TASK DESCRIPTION
I need the entries printed again word for word, without the images.

DATA SUPPLIED
=-=-=-=-=

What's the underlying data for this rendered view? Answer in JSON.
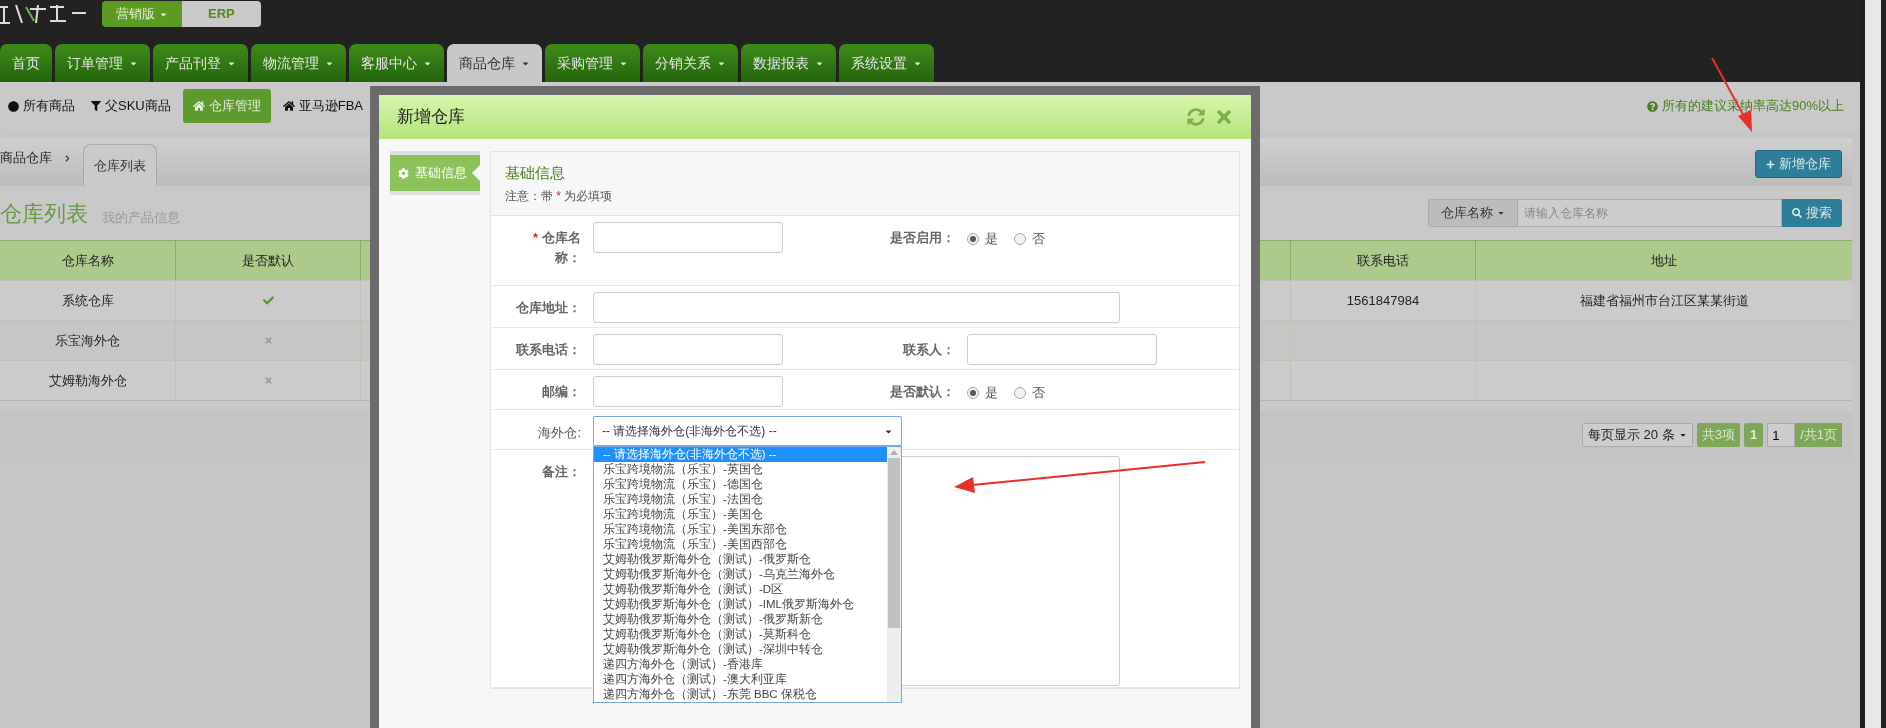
{
  "app": {
    "edition_menu": "营销版",
    "product_badge": "ERP"
  },
  "nav_tabs": [
    {
      "label": "首页",
      "caret": false,
      "selected": false
    },
    {
      "label": "订单管理",
      "caret": true,
      "selected": false
    },
    {
      "label": "产品刊登",
      "caret": true,
      "selected": false
    },
    {
      "label": "物流管理",
      "caret": true,
      "selected": false
    },
    {
      "label": "客服中心",
      "caret": true,
      "selected": false
    },
    {
      "label": "商品仓库",
      "caret": true,
      "selected": true
    },
    {
      "label": "采购管理",
      "caret": true,
      "selected": false
    },
    {
      "label": "分销关系",
      "caret": true,
      "selected": false
    },
    {
      "label": "数据报表",
      "caret": true,
      "selected": false
    },
    {
      "label": "系统设置",
      "caret": true,
      "selected": false
    }
  ],
  "sub_nav": {
    "items": [
      {
        "kind": "dot",
        "label": "所有商品",
        "selected": false
      },
      {
        "kind": "filter",
        "label": "父SKU商品",
        "selected": false
      },
      {
        "kind": "home",
        "label": "仓库管理",
        "selected": true
      },
      {
        "kind": "home",
        "label": "亚马逊FBA",
        "selected": false
      }
    ],
    "notice": "所有的建议采纳率高达90%以上"
  },
  "breadcrumb": {
    "parent": "商品仓库",
    "current_tab": "仓库列表"
  },
  "add_button": "新增仓库",
  "page_title": "仓库列表",
  "page_subtitle": "我的产品信息",
  "search": {
    "filter": "仓库名称",
    "placeholder": "请输入仓库名称",
    "button": "搜索"
  },
  "table": {
    "columns": [
      "仓库名称",
      "是否默认",
      "联系电话",
      "地址"
    ],
    "rows": [
      {
        "name": "系统仓库",
        "is_default": true,
        "phone": "1561847984",
        "address": "福建省福州市台江区某某街道"
      },
      {
        "name": "乐宝海外仓",
        "is_default": false
      },
      {
        "name": "艾姆勒海外仓",
        "is_default": false
      }
    ]
  },
  "pagination": {
    "page_size": "每页显示 20 条",
    "total": "共3项",
    "pages": [
      {
        "label": "1",
        "selected": true
      }
    ],
    "page_input": "1",
    "page_count": "/共1页"
  },
  "dialog": {
    "title": "新增仓库",
    "side_tabs": [
      {
        "label": "基础信息",
        "selected": true
      }
    ],
    "section_title": "基础信息",
    "note": {
      "before": "注意：带",
      "mark": "*",
      "after": "为必填项"
    },
    "rows": [
      {
        "fields": [
          {
            "kind": "text",
            "label": "仓库名称：",
            "required": true
          },
          {
            "kind": "radio",
            "label": "是否启用：",
            "required": false,
            "options": [
              {
                "label": "是",
                "selected": true
              },
              {
                "label": "否",
                "selected": false
              }
            ]
          }
        ]
      },
      {
        "fields": [
          {
            "kind": "wide_text",
            "label": "仓库地址：",
            "required": false
          }
        ]
      },
      {
        "fields": [
          {
            "kind": "text",
            "label": "联系电话：",
            "required": false
          },
          {
            "kind": "text",
            "label": "联系人：",
            "required": false
          }
        ]
      },
      {
        "fields": [
          {
            "kind": "text",
            "label": "邮编：",
            "required": false
          },
          {
            "kind": "radio",
            "label": "是否默认：",
            "required": false,
            "options": [
              {
                "label": "是",
                "selected": true
              },
              {
                "label": "否",
                "selected": false
              }
            ]
          }
        ]
      },
      {
        "fields": [
          {
            "kind": "select",
            "label": "海外仓:",
            "required": false,
            "value": "-- 请选择海外仓(非海外仓不选) --",
            "expanded": true,
            "options": [
              {
                "label": "-- 请选择海外仓(非海外仓不选) --",
                "selected": true
              },
              {
                "label": "乐宝跨境物流（乐宝）-英国仓",
                "selected": false
              },
              {
                "label": "乐宝跨境物流（乐宝）-德国仓",
                "selected": false
              },
              {
                "label": "乐宝跨境物流（乐宝）-法国仓",
                "selected": false
              },
              {
                "label": "乐宝跨境物流（乐宝）-美国仓",
                "selected": false
              },
              {
                "label": "乐宝跨境物流（乐宝）-美国东部仓",
                "selected": false
              },
              {
                "label": "乐宝跨境物流（乐宝）-美国西部仓",
                "selected": false
              },
              {
                "label": "艾姆勒俄罗斯海外仓（测试）-俄罗斯仓",
                "selected": false
              },
              {
                "label": "艾姆勒俄罗斯海外仓（测试）-乌克兰海外仓",
                "selected": false
              },
              {
                "label": "艾姆勒俄罗斯海外仓（测试）-D区",
                "selected": false
              },
              {
                "label": "艾姆勒俄罗斯海外仓（测试）-IML俄罗斯海外仓",
                "selected": false
              },
              {
                "label": "艾姆勒俄罗斯海外仓（测试）-俄罗斯新仓",
                "selected": false
              },
              {
                "label": "艾姆勒俄罗斯海外仓（测试）-莫斯科仓",
                "selected": false
              },
              {
                "label": "艾姆勒俄罗斯海外仓（测试）-深圳中转仓",
                "selected": false
              },
              {
                "label": "递四方海外仓（测试）-香港库",
                "selected": false
              },
              {
                "label": "递四方海外仓（测试）-澳大利亚库",
                "selected": false
              },
              {
                "label": "递四方海外仓（测试）-东莞 BBC 保税仓",
                "selected": false
              }
            ]
          }
        ]
      },
      {
        "fields": [
          {
            "kind": "textarea",
            "label": "备注：",
            "required": false
          }
        ]
      }
    ]
  }
}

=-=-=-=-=

EXERCISE RESPONSE
What's the underlying data for this rendered view? Answer in JSON.
{
  "app": {
    "edition_menu": "营销版",
    "product_badge": "ERP"
  },
  "nav_tabs": [
    {
      "label": "首页",
      "caret": false,
      "selected": false
    },
    {
      "label": "订单管理",
      "caret": true,
      "selected": false
    },
    {
      "label": "产品刊登",
      "caret": true,
      "selected": false
    },
    {
      "label": "物流管理",
      "caret": true,
      "selected": false
    },
    {
      "label": "客服中心",
      "caret": true,
      "selected": false
    },
    {
      "label": "商品仓库",
      "caret": true,
      "selected": true
    },
    {
      "label": "采购管理",
      "caret": true,
      "selected": false
    },
    {
      "label": "分销关系",
      "caret": true,
      "selected": false
    },
    {
      "label": "数据报表",
      "caret": true,
      "selected": false
    },
    {
      "label": "系统设置",
      "caret": true,
      "selected": false
    }
  ],
  "sub_nav": {
    "items": [
      {
        "kind": "dot",
        "label": "所有商品",
        "selected": false
      },
      {
        "kind": "filter",
        "label": "父SKU商品",
        "selected": false
      },
      {
        "kind": "home",
        "label": "仓库管理",
        "selected": true
      },
      {
        "kind": "home",
        "label": "亚马逊FBA",
        "selected": false
      }
    ],
    "notice": "所有的建议采纳率高达90%以上"
  },
  "breadcrumb": {
    "parent": "商品仓库",
    "current_tab": "仓库列表"
  },
  "add_button": "新增仓库",
  "page_title": "仓库列表",
  "page_subtitle": "我的产品信息",
  "search": {
    "filter": "仓库名称",
    "placeholder": "请输入仓库名称",
    "button": "搜索"
  },
  "table": {
    "columns": [
      "仓库名称",
      "是否默认",
      "联系电话",
      "地址"
    ],
    "rows": [
      {
        "name": "系统仓库",
        "is_default": true,
        "phone": "1561847984",
        "address": "福建省福州市台江区某某街道"
      },
      {
        "name": "乐宝海外仓",
        "is_default": false
      },
      {
        "name": "艾姆勒海外仓",
        "is_default": false
      }
    ]
  },
  "pagination": {
    "page_size": "每页显示 20 条",
    "total": "共3项",
    "pages": [
      {
        "label": "1",
        "selected": true
      }
    ],
    "page_input": "1",
    "page_count": "/共1页"
  },
  "dialog": {
    "title": "新增仓库",
    "side_tabs": [
      {
        "label": "基础信息",
        "selected": true
      }
    ],
    "section_title": "基础信息",
    "note": {
      "before": "注意：带",
      "mark": "*",
      "after": "为必填项"
    },
    "rows": [
      {
        "fields": [
          {
            "kind": "text",
            "label": "仓库名称：",
            "required": true
          },
          {
            "kind": "radio",
            "label": "是否启用：",
            "required": false,
            "options": [
              {
                "label": "是",
                "selected": true
              },
              {
                "label": "否",
                "selected": false
              }
            ]
          }
        ]
      },
      {
        "fields": [
          {
            "kind": "wide_text",
            "label": "仓库地址：",
            "required": false
          }
        ]
      },
      {
        "fields": [
          {
            "kind": "text",
            "label": "联系电话：",
            "required": false
          },
          {
            "kind": "text",
            "label": "联系人：",
            "required": false
          }
        ]
      },
      {
        "fields": [
          {
            "kind": "text",
            "label": "邮编：",
            "required": false
          },
          {
            "kind": "radio",
            "label": "是否默认：",
            "required": false,
            "options": [
              {
                "label": "是",
                "selected": true
              },
              {
                "label": "否",
                "selected": false
              }
            ]
          }
        ]
      },
      {
        "fields": [
          {
            "kind": "select",
            "label": "海外仓:",
            "required": false,
            "value": "-- 请选择海外仓(非海外仓不选) --",
            "expanded": true,
            "options": [
              {
                "label": "-- 请选择海外仓(非海外仓不选) --",
                "selected": true
              },
              {
                "label": "乐宝跨境物流（乐宝）-英国仓",
                "selected": false
              },
              {
                "label": "乐宝跨境物流（乐宝）-德国仓",
                "selected": false
              },
              {
                "label": "乐宝跨境物流（乐宝）-法国仓",
                "selected": false
              },
              {
                "label": "乐宝跨境物流（乐宝）-美国仓",
                "selected": false
              },
              {
                "label": "乐宝跨境物流（乐宝）-美国东部仓",
                "selected": false
              },
              {
                "label": "乐宝跨境物流（乐宝）-美国西部仓",
                "selected": false
              },
              {
                "label": "艾姆勒俄罗斯海外仓（测试）-俄罗斯仓",
                "selected": false
              },
              {
                "label": "艾姆勒俄罗斯海外仓（测试）-乌克兰海外仓",
                "selected": false
              },
              {
                "label": "艾姆勒俄罗斯海外仓（测试）-D区",
                "selected": false
              },
              {
                "label": "艾姆勒俄罗斯海外仓（测试）-IML俄罗斯海外仓",
                "selected": false
              },
              {
                "label": "艾姆勒俄罗斯海外仓（测试）-俄罗斯新仓",
                "selected": false
              },
              {
                "label": "艾姆勒俄罗斯海外仓（测试）-莫斯科仓",
                "selected": false
              },
              {
                "label": "艾姆勒俄罗斯海外仓（测试）-深圳中转仓",
                "selected": false
              },
              {
                "label": "递四方海外仓（测试）-香港库",
                "selected": false
              },
              {
                "label": "递四方海外仓（测试）-澳大利亚库",
                "selected": false
              },
              {
                "label": "递四方海外仓（测试）-东莞 BBC 保税仓",
                "selected": false
              }
            ]
          }
        ]
      },
      {
        "fields": [
          {
            "kind": "textarea",
            "label": "备注：",
            "required": false
          }
        ]
      }
    ]
  }
}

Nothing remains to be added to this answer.